### EXERCISE MATERIAL
-=-=-

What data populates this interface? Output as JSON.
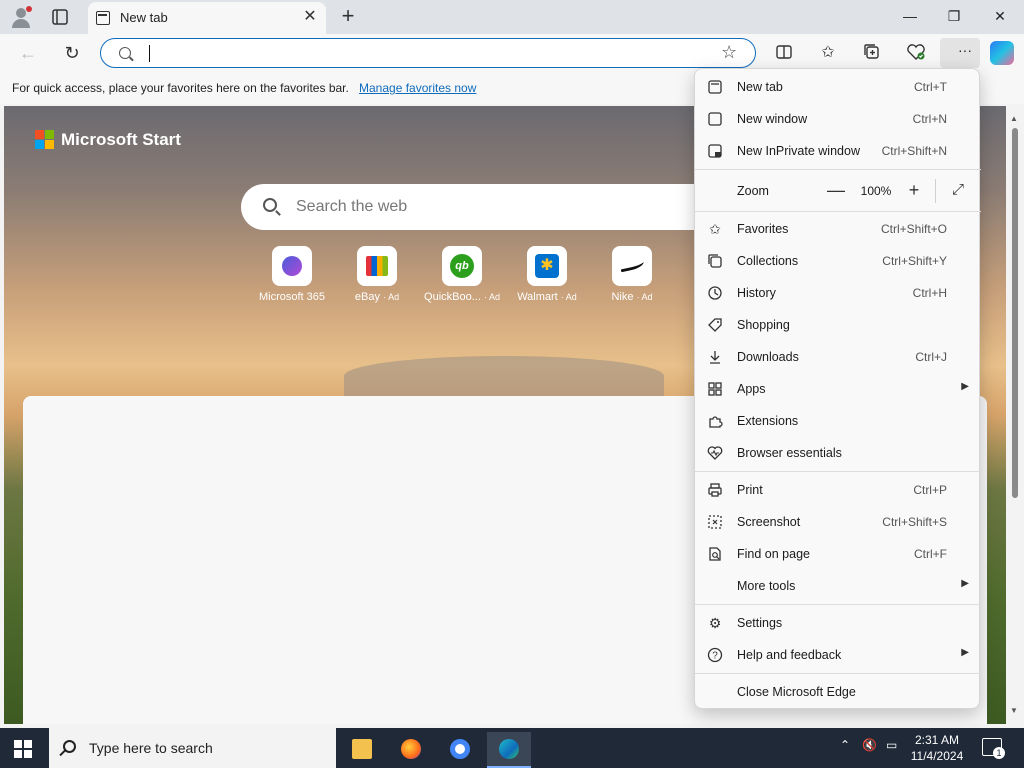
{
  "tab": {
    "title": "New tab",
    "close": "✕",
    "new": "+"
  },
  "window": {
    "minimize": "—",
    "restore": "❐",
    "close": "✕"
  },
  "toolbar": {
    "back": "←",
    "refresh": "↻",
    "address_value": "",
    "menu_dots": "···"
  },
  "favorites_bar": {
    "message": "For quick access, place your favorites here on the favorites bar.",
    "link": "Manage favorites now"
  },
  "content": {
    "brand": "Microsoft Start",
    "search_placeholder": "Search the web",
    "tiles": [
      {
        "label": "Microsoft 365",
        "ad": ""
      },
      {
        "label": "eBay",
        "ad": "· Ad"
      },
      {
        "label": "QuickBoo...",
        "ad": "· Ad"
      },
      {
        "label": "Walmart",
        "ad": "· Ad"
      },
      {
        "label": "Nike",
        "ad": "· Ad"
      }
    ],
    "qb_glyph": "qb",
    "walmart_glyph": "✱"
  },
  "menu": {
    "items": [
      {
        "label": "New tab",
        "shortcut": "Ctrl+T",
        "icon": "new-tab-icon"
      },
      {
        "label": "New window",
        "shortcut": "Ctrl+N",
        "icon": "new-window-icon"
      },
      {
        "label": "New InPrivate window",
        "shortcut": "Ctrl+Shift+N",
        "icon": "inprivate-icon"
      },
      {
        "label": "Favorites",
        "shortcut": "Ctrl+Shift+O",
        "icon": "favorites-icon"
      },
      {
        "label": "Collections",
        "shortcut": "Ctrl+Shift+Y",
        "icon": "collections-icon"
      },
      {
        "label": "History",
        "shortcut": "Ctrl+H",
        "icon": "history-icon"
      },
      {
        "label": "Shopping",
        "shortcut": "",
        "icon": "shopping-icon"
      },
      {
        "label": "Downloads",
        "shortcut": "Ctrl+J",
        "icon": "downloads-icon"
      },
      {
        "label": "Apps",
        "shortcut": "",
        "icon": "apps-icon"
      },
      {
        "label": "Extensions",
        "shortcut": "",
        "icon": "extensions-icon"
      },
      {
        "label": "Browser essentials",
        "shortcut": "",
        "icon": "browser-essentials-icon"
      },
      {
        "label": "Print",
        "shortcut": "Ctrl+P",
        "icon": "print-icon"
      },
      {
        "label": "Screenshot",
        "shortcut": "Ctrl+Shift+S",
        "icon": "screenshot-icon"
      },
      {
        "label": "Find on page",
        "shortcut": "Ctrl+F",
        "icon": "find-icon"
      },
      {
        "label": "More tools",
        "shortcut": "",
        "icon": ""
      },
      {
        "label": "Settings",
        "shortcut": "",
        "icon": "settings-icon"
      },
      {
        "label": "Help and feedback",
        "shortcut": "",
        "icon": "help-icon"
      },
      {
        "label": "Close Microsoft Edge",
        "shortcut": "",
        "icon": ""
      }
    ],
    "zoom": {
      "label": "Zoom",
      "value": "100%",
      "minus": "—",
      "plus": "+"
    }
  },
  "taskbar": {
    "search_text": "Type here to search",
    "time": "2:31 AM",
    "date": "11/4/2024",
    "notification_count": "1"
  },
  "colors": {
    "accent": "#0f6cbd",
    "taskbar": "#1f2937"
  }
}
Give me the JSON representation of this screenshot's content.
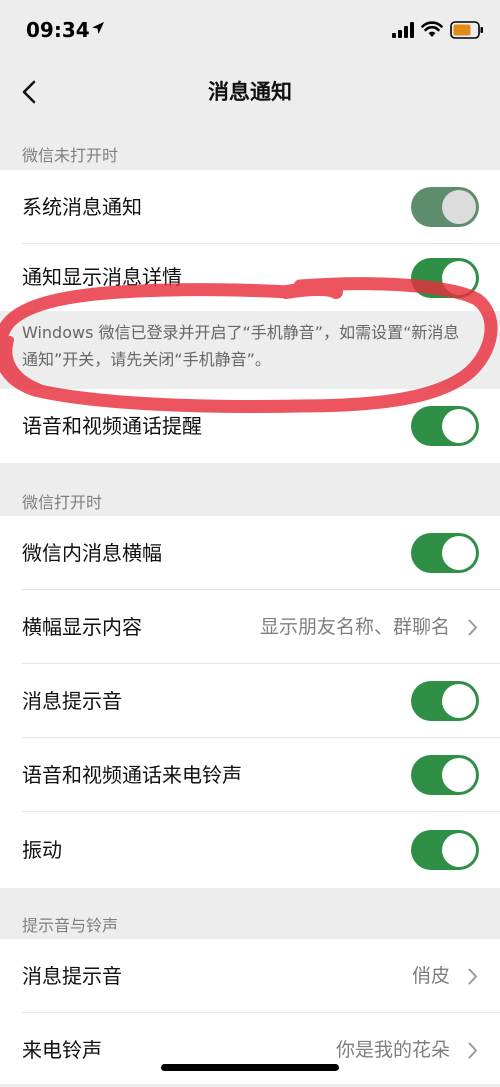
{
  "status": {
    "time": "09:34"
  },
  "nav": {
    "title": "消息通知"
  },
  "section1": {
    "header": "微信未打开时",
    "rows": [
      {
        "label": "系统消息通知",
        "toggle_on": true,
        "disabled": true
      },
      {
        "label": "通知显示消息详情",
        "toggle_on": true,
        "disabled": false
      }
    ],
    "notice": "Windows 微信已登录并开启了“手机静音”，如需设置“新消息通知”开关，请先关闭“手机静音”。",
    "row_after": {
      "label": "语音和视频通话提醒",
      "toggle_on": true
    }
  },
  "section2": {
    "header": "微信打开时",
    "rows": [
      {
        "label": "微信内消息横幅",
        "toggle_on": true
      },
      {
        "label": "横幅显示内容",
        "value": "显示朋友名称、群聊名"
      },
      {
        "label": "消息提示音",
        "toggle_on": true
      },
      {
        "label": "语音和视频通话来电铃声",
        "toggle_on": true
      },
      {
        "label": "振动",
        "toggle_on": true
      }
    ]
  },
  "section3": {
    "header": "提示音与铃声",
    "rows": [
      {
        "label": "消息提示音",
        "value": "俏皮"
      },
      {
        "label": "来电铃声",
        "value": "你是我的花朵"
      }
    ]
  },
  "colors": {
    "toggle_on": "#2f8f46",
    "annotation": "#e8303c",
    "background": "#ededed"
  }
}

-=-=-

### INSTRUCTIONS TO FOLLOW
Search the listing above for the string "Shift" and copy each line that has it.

### ANSWER TO THIS EXERCISE
        "shortcut": "Ctrl+Shift+N",
        "shortcut": "Ctrl+Shift+O",
        "shortcut": "Ctrl+Shift+Y",
        "shortcut": "Ctrl+Shift+S",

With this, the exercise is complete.